I think I've seen Bramleys there. It's hard to remember - they bring 70 to 80 varietals of apples. If they do, do you want some? Also - do you want any of the unpasteurized cider for either drinking or brewing? I'll be bringing a couple of gallons for the kitchen crew, but I'm also taking private orders.
pippagrey
Oct. 16th, 2007 04:13 pm (UTC)
You so don't want paint sticking to the weather stripping. Last summer, after we'd been in the unit here over 3 years, I came home one day to find the front door wouldn't budge. I managed to break in through one of the back windows (of course I didn't have a key for the back door) and finally got the front door open by taking it off it's hinges and kicking it open. Then came the fun of trying to get the aforementioned hinges reassembled (they had naturally been painted over several times).

They gave us a new front door and door frame a few weeks back, and now I need to get some weather stripping, since you can see daylight in a few places.
pippagrey
Oct. 16th, 2007 04:14 pm (UTC)

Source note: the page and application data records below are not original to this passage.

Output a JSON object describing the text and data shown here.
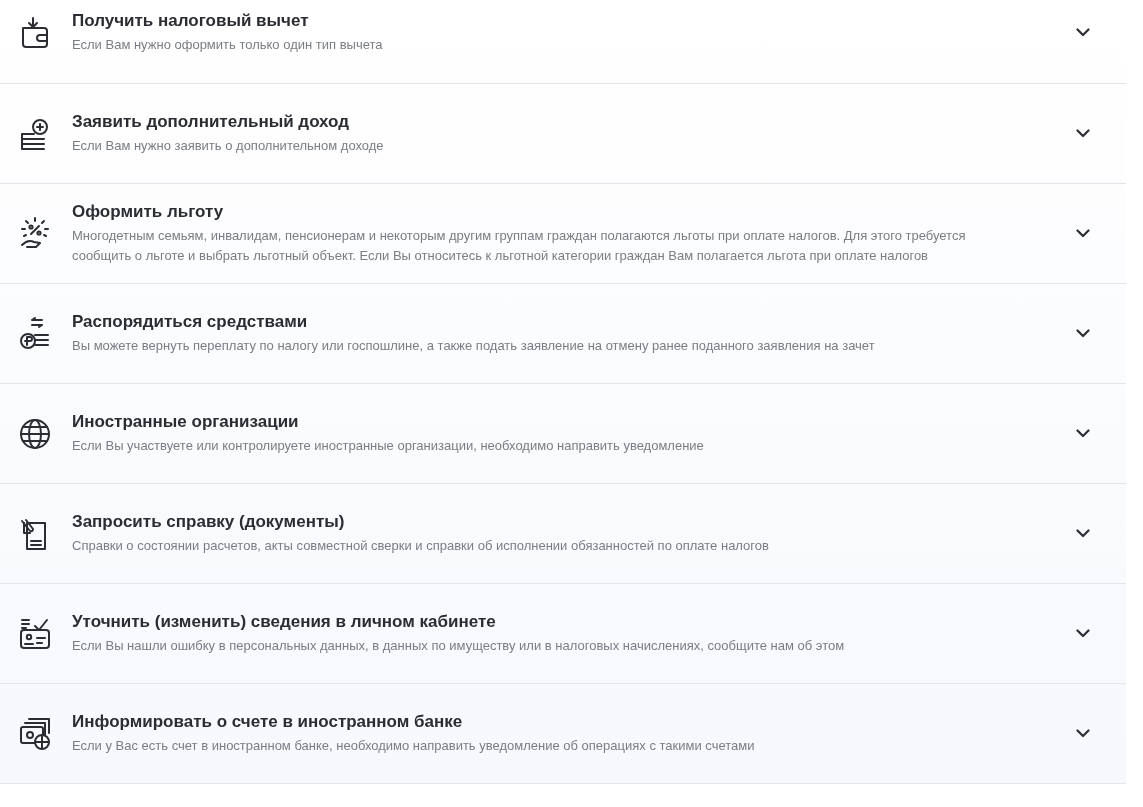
{
  "services": [
    {
      "title": "Получить налоговый вычет",
      "description": "Если Вам нужно оформить только один тип вычета",
      "expanded": false
    },
    {
      "title": "Заявить дополнительный доход",
      "description": "Если Вам нужно заявить о дополнительном доходе",
      "expanded": false
    },
    {
      "title": "Оформить льготу",
      "description": "Многодетным семьям, инвалидам, пенсионерам и некоторым другим группам граждан полагаются льготы при оплате налогов. Для этого требуется сообщить о льготе и выбрать льготный объект. Если Вы относитесь к льготной категории граждан Вам полагается льгота при оплате налогов",
      "expanded": false
    },
    {
      "title": "Распорядиться средствами",
      "description": "Вы можете вернуть переплату по налогу или госпошлине, а также подать заявление на отмену ранее поданного заявления на зачет",
      "expanded": false
    },
    {
      "title": "Иностранные организации",
      "description": "Если Вы участвуете или контролируете иностранные организации, необходимо направить уведомление",
      "expanded": false
    },
    {
      "title": "Запросить справку (документы)",
      "description": "Справки о состоянии расчетов, акты совместной сверки и справки об исполнении обязанностей по оплате налогов",
      "expanded": false
    },
    {
      "title": "Уточнить (изменить) сведения в личном кабинете",
      "description": "Если Вы нашли ошибку в персональных данных, в данных по имуществу или в налоговых начислениях, сообщите нам об этом",
      "expanded": false
    },
    {
      "title": "Информировать о счете в иностранном банке",
      "description": "Если у Вас есть счет в иностранном банке, необходимо направить уведомление об операциях с такими счетами",
      "expanded": false
    }
  ]
}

Should have pointed out that what caused to door to stick was the paint adhering to the plastic weather stripping, or vice versa. Until they replaced it you could see where the top coat of paint was no longer on the door every time you opened it.
kls_eloise
Oct. 16th, 2007 05:32 pm (UTC)
Yeah - I'm not clear on whether the paint transferred because it wasn't fully cured the first time the door was closed, or because the vinyl gasket got old and sticky. Either way, it wasn't getting the job done and needed to be replaced.
( 5 comments — Leave a comment )